Iodine is also found in some medication such as amiodarone and iodine based contrast dye. Many nutritional supplements, processed foods, cough medicines, diet pills and other medication contain iodine.
Do You Need To Supplement With Iodine?
Iodine is generally not recommended as a treatment for diagnosed thyroid conditions unless a genuine iodine deficiency is found. Iodine is of value for the thyroid hormone production if the thyroid gland is not functioning any more or removed. It is also not recommended for those with autoimmune thyroiditis as it can aggravate this condition especially if iodine is taken as a supplement.
Iodine increases the activity of thyroid peroxidase (TPO) which is an enzyme targeted by the immune system in Hashimoto’s disease patients. Most people will not show any symptoms, however, the elevated levels of the TPO antibodies will indicate an autoimmune flare-up. You can learn more about how excess of iodine can make Hashimoto’s and hypothyroidism worse here
Recent research studies reported that hypothyroidism caused by Hashimoto’s disease is reversible in some cases. The iodine restriction in the diet could be a predictable factor for restoring the thyroid function in Hashimoto’s patients with hypothyroidism.
According to different studies, between 50 and 80% of patients with hypothyroidism caused by Hashimoto’s disease were able to regain their thyroid function spontaneously after dietary iodine restriction only without using a thyroid hormone replacement.
In the patients with moderate hypothyroidism recovery was noticed as early as 3 months after the following low iodine diet. Patients with severe hypothyroidism have shown significant improvement and could possibly regain their normal thyroid function after long term iodine restriction.
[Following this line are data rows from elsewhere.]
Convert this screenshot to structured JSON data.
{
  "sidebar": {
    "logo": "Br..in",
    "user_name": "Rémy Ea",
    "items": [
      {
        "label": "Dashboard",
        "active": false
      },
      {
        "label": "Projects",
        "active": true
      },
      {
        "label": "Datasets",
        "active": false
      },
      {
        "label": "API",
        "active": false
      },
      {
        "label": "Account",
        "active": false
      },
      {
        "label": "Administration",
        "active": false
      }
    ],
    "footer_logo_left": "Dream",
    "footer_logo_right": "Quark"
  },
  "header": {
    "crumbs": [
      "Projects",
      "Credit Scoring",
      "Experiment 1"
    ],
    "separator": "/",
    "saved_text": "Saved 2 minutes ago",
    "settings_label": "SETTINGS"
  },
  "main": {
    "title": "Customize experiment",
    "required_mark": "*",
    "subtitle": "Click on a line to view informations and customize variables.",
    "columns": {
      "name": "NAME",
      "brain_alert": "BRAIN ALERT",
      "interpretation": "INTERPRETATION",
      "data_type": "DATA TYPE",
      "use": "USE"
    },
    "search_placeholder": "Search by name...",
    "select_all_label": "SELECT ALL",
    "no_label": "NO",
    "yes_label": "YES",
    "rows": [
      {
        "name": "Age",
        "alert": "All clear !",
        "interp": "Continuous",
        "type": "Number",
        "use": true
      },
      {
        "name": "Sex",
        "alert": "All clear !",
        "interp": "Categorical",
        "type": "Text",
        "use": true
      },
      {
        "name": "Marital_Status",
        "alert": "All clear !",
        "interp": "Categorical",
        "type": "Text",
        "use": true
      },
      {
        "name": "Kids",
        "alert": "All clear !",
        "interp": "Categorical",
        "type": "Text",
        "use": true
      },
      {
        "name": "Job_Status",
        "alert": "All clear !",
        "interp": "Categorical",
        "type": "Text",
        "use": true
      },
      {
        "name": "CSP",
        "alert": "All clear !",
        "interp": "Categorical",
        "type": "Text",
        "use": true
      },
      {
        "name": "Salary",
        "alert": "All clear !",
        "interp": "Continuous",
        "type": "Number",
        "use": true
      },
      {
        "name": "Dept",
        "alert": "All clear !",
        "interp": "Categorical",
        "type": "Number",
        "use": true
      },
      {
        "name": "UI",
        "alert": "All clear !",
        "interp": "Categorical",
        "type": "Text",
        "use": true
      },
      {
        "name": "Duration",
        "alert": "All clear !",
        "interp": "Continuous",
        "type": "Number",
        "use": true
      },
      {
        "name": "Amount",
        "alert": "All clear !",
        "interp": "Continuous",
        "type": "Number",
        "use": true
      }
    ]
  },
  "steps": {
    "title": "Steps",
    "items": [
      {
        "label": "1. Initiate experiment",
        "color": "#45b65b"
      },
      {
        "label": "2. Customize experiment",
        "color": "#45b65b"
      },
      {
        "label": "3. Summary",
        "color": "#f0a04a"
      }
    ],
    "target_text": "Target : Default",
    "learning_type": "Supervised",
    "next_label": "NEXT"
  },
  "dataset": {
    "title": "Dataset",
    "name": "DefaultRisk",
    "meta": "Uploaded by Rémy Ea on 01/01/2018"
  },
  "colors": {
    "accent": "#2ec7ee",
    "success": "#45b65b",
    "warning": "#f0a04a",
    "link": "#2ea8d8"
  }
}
During the experiment iodine rich foods were substituted with foods containing less iodine such as breads backed with iodine-free salt, mineral water instead of tap water, unsalted butter, home-made soups and sauces and restricted amounts of cheese, milk, fruits, fruit juices, pork, beef and veal. Some spices are hidden sources of high iodine. For example, colouring agent E-124 cochenille red A should be used instead of E-124 erythrosine.
Although iodine is only one of many environmental factors that could trigger Hashimoto’s disease, it could be evaluated through testing and be avoided by following a low iodine diet in order to reduce thyroid inflammation in people with Hashimoto’s disease.
But what about those Hashimoto’s patients who have low iodine levels? It is a well-known fact that low iodine levels can also trigger Hashimoto’s thyroiditis. In the article How Low Iodine Levels Can Cause Hashimoto’s Disease Dr. Alexander Haskell, ND talks about his treatment approach in reducing thyroid inflammation and restoring healthy iodine levels in Hashimoto’s patients who have iodine deficiency.
If you got here from Twitter or a link from a friend, why not pick up the whole series? This is one of the lessons in a free e-mail course Nutritional guide for Hashimoto’s disease. You can find out more about it and sign up here.
Comprehensive handbook of iodine: nutritional, biochemical, pathological and therapeutic aspects by V.R. Preedy, G.N. Burrow, R. Watson, Academic Press, 2009
Thyroid gland development and function by G. van Vliet, M. Polak, Karger Publishers, 2007
Thyroid disorders during pregnancy, Dtsch Med Wochenschr. 2009 Jan;134(3):83-6. Epub 2009 Jan 13.
Environmental factors altering thyroid function and their assessment. Environ Health Perspect. 1981 Apr;38:71-82.
Iodine: deficiency and therapeutic considerations, Alternative Medicine Review, vol. 13, Nr. 2 2008
The effect of iodine restriction on thyroid function in patients with hypothyroidism due to Hashimoto’s thyroiditis. Yonsei Med J. 2003 Apr 30;44(2):227-35.